by Pierce Nahigyan
Joining the cult had been a bad idea. Ryan realized that only some months after the fact, and some months more after the incident that had driven him into the salty, saffron-hued robes. He had been two months behind on rent, jobless, his dog had died chasing his cat into the street, the cat was long gone, he hadn’t been intimate with a woman since the last president was in office, and he found out – and this was more just icing on the cake and not so awful in and of itself, more an annoying epilogue to a bad, bad season – that he was allergic to peas. Very allergic to peas. Very suddenly. As if God, or whoever was running the universe, had mishandled his dietary prescription until his late twenties; only then was his paperwork sorted out and his lethal reaction to that small emerald vegetable certified. A pop-up on the internet had led him to the cult, promising to take care of his earthly worries for the sake of enlightenment. Rash, even risky, but Ryan had very little to lose.

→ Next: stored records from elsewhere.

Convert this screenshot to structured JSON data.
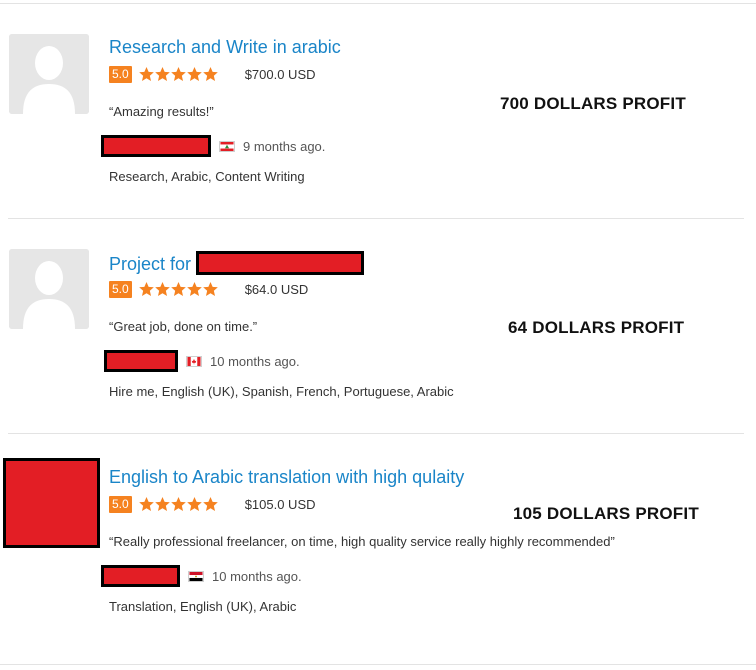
{
  "reviews": [
    {
      "title": "Research and Write in arabic",
      "score": "5.0",
      "stars": 5,
      "amount": "$700.0 USD",
      "comment": "“Amazing results!”",
      "country_flag": "lebanon-flag",
      "time": "9 months ago.",
      "skills": "Research, Arabic, Content Writing",
      "annotation": "700 DOLLARS PROFIT"
    },
    {
      "title": "Project for",
      "score": "5.0",
      "stars": 5,
      "amount": "$64.0 USD",
      "comment": "“Great job, done on time.”",
      "country_flag": "canada-flag",
      "time": "10 months ago.",
      "skills": "Hire me, English (UK), Spanish, French, Portuguese, Arabic",
      "annotation": "64 DOLLARS PROFIT"
    },
    {
      "title": "English to Arabic translation with high qulaity",
      "score": "5.0",
      "stars": 5,
      "amount": "$105.0 USD",
      "comment": "“Really professional freelancer, on time, high quality service really highly recommended”",
      "country_flag": "egypt-flag",
      "time": "10 months ago.",
      "skills": "Translation, English (UK), Arabic",
      "annotation": "105 DOLLARS PROFIT"
    }
  ],
  "colors": {
    "link": "#1a85c8",
    "score_badge": "#f58220",
    "star": "#f58220",
    "redaction": "#e31e25",
    "redaction_border": "#000000"
  }
}
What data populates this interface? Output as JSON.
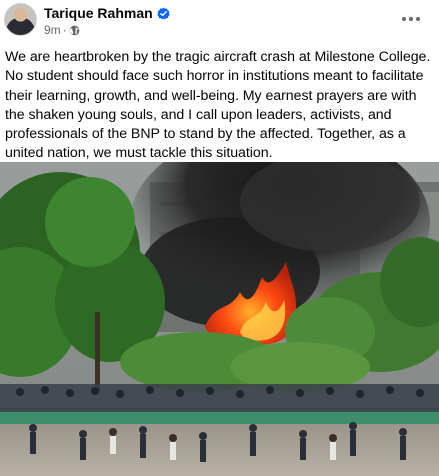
{
  "post": {
    "author": {
      "name": "Tarique Rahman",
      "verified": true,
      "verified_icon": "verified-badge-icon",
      "avatar_icon": "avatar"
    },
    "meta": {
      "time": "9m",
      "separator": "·",
      "audience_icon": "globe-icon"
    },
    "menu_icon": "more-options-icon",
    "text": "We are heartbroken by the tragic aircraft crash at Milestone College. No student should face such horror in institutions meant to facilitate their learning, growth, and well-being. My earnest prayers are with the shaken young souls, and I call upon leaders, activists, and professionals of the BNP to stand by the affected. Together, as a united nation, we must tackle this situation.",
    "photo": {
      "subject": "fire and smoke at a building behind trees, crowd gathered in the foreground",
      "colors": {
        "smoke": "#2a2a2a",
        "fire": "#ff4a12",
        "trees": "#2f6a24",
        "sky": "#8a8e90"
      }
    }
  },
  "theme": {
    "text_color": "#050505",
    "secondary_text": "#65676b",
    "verified_color": "#0866ff",
    "background": "#ffffff"
  }
}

The cult had done what it promised. After signing some documents in blood, they paid his rent, got him a job working in their downtown office, and introduced him to a cute, petite girl in accounts-receivable who was a little lonely, a little messy, and low maintenance. They dated for four weeks until it became serious, and he liked that. They had found each other as acolytes to the shining cause of human redemption, two human beings in a dense urban landscape, preaching their way to personal improvement and the general welfare of their fellow men.
It was only when Cindy and he were engaged to be married that he was reminded by his pastor of his sacred duty. And having failed to read the fine print on his bloody documents until that cryptic suggestion, Ryan was surprised to discover, in one of several plain clauses inside his contract, written to negate any alternative interpretation, the stipulation that he donate his brain to his personal cephalopod (given to each acolyte upon entering the cult, to serve as their aquatic avatar). Ryan and Cindy were to transcend frail human flesh and live on in the massive aquarium the cult operated near the harbor. The donation (i.e. surgery) was to take place the night before his wedding.
The odder aspects of the cult had never frightened him. He didn’t mind keeping a schedule that prevented him from going out during the day; he and Cindy worked the same schedule and enjoyed midnight movies. The tending of his personal squid was a fair replacement for his lost dog and cat. He did miss his relationship with his family, but it was necessary to sever all communication with non-members to further his personal rejuvenation. Ryan did feel, however, that it was in his best interest not to let the pastors try to squeeze his brain and upper spinal cord into his squid. He didn’t really see where it would fit (it was not a very big squid).
Ryan confronted Cindy about this, but she was enthusiastic. It made sense to her. She told him not to worry, that he was just getting cold feet, and after they were in their new bodies everything would be perfect and enlightened.
The night before the operation, Ryan told everyone the wedding was off. Cindy was devastated. The pastors were disappointed.
The squids, in their tanks, shrugged their tentacles and returned to knitting more saffron robes. Transcendence was not for everyone.